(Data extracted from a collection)
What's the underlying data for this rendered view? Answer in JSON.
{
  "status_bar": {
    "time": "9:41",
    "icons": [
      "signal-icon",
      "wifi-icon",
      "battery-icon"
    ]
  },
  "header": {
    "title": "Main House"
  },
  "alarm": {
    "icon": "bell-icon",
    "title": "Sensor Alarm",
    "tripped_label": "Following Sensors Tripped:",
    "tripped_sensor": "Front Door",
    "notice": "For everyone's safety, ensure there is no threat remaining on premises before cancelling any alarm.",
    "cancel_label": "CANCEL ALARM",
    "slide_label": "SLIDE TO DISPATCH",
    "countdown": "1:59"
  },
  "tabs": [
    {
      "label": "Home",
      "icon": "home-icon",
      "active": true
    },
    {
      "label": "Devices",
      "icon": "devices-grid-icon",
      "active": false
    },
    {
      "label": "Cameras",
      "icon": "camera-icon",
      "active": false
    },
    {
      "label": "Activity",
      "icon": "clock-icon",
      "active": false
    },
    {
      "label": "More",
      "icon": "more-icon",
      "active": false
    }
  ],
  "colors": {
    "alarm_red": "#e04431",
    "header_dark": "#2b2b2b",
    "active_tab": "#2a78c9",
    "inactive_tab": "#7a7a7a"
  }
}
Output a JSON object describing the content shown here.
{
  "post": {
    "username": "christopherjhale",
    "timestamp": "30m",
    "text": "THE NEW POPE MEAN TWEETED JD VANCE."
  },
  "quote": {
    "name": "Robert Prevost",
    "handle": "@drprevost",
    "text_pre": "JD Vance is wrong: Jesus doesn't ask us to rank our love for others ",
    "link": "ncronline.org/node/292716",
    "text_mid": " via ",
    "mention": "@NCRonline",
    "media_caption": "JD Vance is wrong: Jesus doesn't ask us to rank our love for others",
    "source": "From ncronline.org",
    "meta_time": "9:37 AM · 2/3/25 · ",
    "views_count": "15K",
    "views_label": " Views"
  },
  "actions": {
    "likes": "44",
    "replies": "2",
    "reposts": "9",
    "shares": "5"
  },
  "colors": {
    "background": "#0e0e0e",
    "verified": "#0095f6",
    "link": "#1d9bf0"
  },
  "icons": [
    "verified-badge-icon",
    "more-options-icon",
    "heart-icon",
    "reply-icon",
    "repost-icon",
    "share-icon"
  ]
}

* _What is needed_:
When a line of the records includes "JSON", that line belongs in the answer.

* _Answer_:
What's the underlying data for this rendered view? Answer in JSON.
Output a JSON object describing the content shown here.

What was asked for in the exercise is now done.